We must teach that failure is not always a negative thing. It helps us to try and figure out what we did wrong so that we do not make the same mistake again. Failure can only help us be successful, however, if we reflect upon it and figure out what success would have looked like. Reflection is key to broadening the mind. At the end of each day or at the end of each lesson or project, reflection must become second nature. This strategy must be taught at an early age. Most work and life situations can benefit from sober reflection of what worked and what didn’t and brainstorming about what steps to take next. However, in order to reflect, students must understand clearly what is expected so that there is no question regarding what it means to be successful. Physical models, student samples, and teacher samples are vital. Telling students what is expected is not enough. For most, seeing is understanding.

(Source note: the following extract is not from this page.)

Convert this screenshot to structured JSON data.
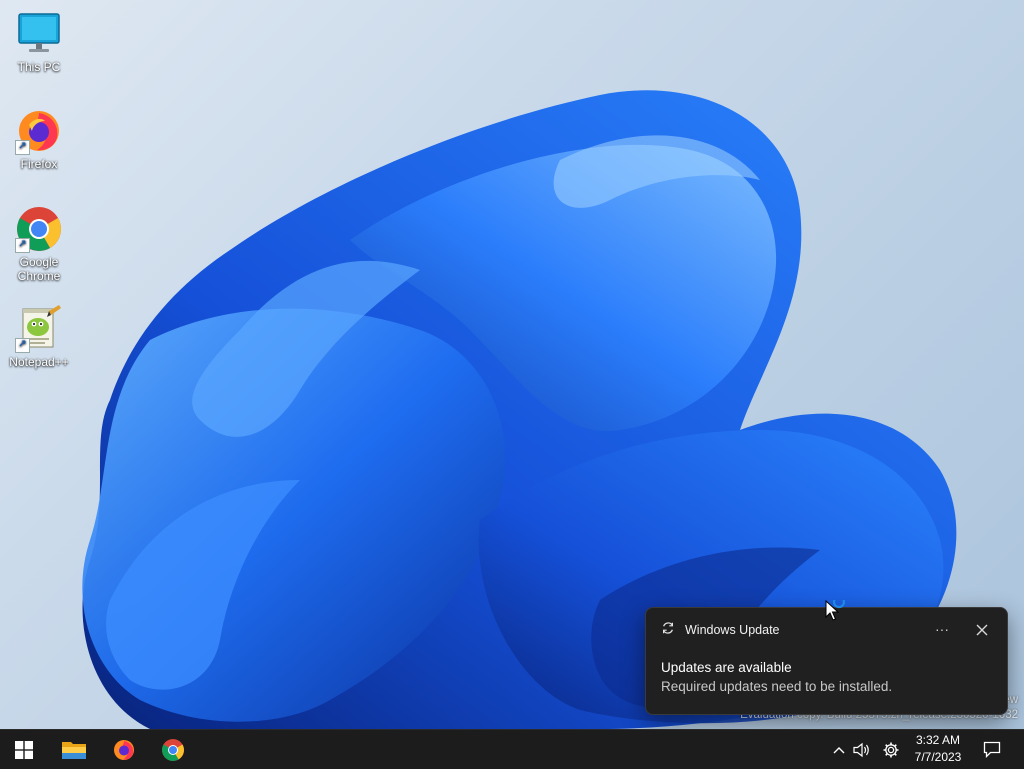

With that said, will we “see” our education system change so that it actually benefits our students and therefore benefits our society and world? The US has a new Secretary of Education. Wouldn’t it be great if she were to conduct in-depth research of societies that have education systems that are superior in preparing students for work and life? Wouldn’t it be great if we were able to broaden the minds of all of our students so that they could be adequately prepared to collaborate effectively with other employees and authority figures? Wouldn’t it be great if students understood the importance of practicing reflection so that they are always striving for improvement? Wouldn’t it be great if teachers made lessons relevant so that learning was exciting and fun? We don’t have to compromise – the “powers that be” should broaden their minds so that our students can do the same and can be prepared for working life.